Here's something that didn't happen: a vast conspiracy. I came across a pretty wild one when I was researching prices for this article, and I had to read the comment several times before I could even figure out what the person was trying to say. I normally wouldn't address a conspiracy theory from a random user in a comments section, but they had quite a few people agreeing with them, including one who claimed that the theory originated from a popular YouTuber who I'm just going to call Magic Finance Alex Jones because I don't want to give him any more clicks. I don't know if that's true because I try to avoid his content on general principle, but let's get into the claims and veracity of this theory nonetheless.
As near as I can tell, the theory goes like this: large internet storefront retailers all have inside information from WotC that enables them to know what's going to be reprinted several months before it happens. They react to this information by buying up all the cards that are about to be reprinted, causing the price to spike. Why would they do this? Because that way when the reprint set comes out, the price will only drop back down to the "old" retail price and the stores won't actually lose any money on their inventory. This is why reprint sets never actually cause prices to drop.
So yeah, this isn't true on any level.

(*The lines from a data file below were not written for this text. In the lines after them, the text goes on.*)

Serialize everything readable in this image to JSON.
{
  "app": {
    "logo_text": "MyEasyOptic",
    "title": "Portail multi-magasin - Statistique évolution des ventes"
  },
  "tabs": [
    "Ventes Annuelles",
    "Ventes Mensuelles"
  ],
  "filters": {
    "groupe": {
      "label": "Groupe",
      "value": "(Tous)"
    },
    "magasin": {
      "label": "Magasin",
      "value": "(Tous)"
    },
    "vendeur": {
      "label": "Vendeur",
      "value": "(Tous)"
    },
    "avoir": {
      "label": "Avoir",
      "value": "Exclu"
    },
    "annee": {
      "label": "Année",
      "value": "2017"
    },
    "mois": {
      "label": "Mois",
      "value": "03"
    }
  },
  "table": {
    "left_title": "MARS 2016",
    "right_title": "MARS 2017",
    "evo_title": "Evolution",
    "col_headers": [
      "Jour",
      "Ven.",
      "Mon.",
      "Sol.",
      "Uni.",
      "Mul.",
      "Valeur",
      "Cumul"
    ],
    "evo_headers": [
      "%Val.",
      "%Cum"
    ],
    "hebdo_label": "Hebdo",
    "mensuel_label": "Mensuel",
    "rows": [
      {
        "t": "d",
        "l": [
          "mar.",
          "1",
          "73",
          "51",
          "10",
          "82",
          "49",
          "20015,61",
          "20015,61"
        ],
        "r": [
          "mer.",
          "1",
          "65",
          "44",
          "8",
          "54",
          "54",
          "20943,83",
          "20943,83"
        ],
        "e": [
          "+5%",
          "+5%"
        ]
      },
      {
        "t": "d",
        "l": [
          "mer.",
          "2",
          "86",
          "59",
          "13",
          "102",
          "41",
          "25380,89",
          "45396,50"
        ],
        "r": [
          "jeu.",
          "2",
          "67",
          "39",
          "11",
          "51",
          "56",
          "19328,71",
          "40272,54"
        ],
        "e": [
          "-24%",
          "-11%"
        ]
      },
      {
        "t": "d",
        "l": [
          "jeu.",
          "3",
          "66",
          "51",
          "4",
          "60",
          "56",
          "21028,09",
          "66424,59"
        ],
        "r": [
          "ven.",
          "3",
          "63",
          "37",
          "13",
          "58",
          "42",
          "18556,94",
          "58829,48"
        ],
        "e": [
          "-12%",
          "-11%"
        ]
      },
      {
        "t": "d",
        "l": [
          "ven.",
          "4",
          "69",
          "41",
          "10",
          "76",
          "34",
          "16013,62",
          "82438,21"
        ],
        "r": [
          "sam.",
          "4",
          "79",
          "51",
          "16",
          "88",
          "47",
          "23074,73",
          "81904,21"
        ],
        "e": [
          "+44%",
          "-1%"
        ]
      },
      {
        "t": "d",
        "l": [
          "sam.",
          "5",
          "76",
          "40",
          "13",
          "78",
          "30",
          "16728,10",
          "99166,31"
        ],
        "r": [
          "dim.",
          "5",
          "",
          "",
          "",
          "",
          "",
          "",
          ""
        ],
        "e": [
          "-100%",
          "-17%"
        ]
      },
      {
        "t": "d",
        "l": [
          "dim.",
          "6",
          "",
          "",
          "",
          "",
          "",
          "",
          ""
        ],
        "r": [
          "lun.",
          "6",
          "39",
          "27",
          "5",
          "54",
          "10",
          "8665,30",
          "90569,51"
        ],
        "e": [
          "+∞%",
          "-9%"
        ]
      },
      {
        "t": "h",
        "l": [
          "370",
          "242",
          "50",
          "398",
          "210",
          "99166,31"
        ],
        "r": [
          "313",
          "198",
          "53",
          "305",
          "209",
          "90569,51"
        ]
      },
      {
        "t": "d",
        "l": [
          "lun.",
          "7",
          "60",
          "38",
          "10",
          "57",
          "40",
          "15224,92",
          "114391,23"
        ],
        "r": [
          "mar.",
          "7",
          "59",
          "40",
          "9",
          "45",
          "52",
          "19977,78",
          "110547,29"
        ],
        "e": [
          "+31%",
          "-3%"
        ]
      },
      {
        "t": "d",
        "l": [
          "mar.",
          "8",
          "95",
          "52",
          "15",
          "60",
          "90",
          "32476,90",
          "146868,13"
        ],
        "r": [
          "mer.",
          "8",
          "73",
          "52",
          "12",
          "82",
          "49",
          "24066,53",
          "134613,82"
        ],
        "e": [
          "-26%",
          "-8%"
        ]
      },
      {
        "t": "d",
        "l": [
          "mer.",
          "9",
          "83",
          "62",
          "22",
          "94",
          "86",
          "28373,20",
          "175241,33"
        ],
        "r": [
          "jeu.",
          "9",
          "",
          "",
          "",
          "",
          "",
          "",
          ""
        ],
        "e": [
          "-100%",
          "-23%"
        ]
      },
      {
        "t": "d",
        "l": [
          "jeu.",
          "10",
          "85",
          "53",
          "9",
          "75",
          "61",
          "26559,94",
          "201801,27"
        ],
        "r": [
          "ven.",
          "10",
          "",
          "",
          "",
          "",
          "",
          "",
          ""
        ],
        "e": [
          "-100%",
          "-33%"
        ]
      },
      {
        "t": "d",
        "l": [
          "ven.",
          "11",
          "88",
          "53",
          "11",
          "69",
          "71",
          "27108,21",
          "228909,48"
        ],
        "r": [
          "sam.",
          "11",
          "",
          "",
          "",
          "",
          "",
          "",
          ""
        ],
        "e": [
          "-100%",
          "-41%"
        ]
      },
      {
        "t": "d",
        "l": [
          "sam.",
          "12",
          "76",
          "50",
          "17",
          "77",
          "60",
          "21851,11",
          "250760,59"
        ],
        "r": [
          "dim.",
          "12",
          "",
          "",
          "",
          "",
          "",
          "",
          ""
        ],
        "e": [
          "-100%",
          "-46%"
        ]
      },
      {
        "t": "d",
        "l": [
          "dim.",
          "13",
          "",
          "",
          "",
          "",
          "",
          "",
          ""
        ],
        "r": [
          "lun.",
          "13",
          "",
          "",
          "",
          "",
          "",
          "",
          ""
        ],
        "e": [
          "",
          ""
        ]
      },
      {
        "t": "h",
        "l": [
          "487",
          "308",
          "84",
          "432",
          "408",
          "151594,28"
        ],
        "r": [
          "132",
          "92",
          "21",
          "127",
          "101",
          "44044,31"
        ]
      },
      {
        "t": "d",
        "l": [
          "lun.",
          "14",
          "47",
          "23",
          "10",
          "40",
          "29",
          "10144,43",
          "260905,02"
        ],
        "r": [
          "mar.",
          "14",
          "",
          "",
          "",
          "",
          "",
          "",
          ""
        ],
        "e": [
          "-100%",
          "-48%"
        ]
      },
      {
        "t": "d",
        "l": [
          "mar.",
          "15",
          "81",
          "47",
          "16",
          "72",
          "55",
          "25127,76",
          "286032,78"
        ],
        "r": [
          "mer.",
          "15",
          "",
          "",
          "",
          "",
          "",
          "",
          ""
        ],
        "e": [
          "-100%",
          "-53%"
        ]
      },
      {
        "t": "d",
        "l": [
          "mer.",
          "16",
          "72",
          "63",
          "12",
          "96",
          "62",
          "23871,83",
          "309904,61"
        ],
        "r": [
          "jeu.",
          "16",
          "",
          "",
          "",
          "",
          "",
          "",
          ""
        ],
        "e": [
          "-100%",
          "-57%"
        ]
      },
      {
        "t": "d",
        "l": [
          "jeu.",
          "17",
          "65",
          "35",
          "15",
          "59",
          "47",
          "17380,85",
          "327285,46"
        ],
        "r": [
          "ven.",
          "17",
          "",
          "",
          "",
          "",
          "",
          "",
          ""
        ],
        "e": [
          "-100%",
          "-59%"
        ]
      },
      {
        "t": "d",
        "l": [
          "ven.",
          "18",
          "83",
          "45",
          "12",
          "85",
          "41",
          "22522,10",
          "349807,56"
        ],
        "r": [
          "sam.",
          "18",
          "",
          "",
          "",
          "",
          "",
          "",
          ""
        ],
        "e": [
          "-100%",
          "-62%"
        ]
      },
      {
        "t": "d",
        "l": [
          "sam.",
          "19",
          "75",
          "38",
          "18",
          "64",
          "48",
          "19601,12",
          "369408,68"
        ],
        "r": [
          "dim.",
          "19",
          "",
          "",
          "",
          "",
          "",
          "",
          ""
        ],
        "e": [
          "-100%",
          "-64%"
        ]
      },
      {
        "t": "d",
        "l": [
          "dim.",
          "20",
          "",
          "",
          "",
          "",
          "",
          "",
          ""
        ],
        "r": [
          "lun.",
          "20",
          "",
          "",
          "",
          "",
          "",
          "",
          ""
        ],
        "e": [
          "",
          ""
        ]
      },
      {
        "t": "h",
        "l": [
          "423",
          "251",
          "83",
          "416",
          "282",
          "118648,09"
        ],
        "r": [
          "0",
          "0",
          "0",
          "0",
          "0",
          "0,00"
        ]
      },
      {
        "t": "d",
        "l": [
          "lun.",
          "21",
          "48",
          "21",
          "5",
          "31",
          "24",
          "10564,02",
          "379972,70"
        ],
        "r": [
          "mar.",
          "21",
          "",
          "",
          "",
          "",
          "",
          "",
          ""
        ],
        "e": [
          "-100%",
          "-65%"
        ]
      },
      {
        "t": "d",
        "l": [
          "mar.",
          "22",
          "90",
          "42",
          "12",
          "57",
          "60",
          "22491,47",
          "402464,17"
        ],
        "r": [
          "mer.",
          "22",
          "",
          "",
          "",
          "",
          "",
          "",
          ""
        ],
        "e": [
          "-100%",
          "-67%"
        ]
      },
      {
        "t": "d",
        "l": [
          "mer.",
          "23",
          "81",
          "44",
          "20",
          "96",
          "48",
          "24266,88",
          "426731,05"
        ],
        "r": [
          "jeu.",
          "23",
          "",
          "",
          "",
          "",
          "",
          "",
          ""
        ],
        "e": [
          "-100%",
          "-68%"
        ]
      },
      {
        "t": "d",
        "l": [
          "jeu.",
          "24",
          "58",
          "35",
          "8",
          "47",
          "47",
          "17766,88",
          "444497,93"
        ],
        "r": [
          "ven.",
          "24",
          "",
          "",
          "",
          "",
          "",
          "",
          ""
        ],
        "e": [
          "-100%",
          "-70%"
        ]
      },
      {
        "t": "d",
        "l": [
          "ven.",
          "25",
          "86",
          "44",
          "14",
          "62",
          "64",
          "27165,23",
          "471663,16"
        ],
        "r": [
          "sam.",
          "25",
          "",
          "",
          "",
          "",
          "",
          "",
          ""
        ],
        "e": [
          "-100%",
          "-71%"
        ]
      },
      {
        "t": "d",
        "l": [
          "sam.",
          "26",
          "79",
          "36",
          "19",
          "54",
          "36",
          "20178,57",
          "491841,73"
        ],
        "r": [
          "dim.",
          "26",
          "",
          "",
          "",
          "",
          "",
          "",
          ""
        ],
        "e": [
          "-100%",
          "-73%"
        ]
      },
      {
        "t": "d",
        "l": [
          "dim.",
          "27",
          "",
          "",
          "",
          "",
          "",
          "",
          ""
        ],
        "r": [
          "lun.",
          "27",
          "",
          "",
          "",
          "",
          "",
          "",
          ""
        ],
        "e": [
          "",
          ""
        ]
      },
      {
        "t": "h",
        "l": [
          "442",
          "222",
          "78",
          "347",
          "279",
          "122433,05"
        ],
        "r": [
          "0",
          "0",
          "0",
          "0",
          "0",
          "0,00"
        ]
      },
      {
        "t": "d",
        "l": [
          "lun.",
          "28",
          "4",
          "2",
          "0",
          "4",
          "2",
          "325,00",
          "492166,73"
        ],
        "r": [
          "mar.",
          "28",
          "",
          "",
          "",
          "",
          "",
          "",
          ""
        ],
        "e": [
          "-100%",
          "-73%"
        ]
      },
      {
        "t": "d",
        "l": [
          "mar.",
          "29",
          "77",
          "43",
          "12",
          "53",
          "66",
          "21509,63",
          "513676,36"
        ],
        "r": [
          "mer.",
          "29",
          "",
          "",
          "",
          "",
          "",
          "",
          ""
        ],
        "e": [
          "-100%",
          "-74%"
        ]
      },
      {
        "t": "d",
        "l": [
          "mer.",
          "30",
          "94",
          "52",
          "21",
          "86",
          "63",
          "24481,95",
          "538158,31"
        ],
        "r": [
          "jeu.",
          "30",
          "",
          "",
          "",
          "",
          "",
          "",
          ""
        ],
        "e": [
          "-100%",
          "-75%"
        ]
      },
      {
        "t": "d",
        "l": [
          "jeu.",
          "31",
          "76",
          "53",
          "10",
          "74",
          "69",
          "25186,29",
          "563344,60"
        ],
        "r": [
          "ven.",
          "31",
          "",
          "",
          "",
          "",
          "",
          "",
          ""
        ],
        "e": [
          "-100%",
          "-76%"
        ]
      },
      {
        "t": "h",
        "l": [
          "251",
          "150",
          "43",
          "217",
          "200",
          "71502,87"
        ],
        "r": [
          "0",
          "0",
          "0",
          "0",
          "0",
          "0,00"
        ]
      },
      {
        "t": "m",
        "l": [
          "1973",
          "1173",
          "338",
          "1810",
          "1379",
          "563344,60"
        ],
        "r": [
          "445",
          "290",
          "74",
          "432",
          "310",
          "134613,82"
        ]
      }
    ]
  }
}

First, there's no evidence that these cards are being bought out by anyone, much less a cabal of large dealers who want to spike the price. Second, no large dealer is going to tie up thousands of dollars in liquid capital on cards that are about to be reprinted. Even if this scheme did work the way the conspiracy theorists allege, which it doesn't, they could make that money many times over by just buying and selling half-a-dozen cards each with that cash in the time it took for these shenanigans to play out. Third, the premise that reprinting cards won't cause continued price losses beyond recent spikes just doesn't hold any water. In fact, it's quite rare that a card ends a year where it was reprinted at a higher price than it entered that year. Reprinting does work, and conspiracy theories are dangerous and stupid. Shadowy cabals don't run the world, and they don't run the Magic market, either.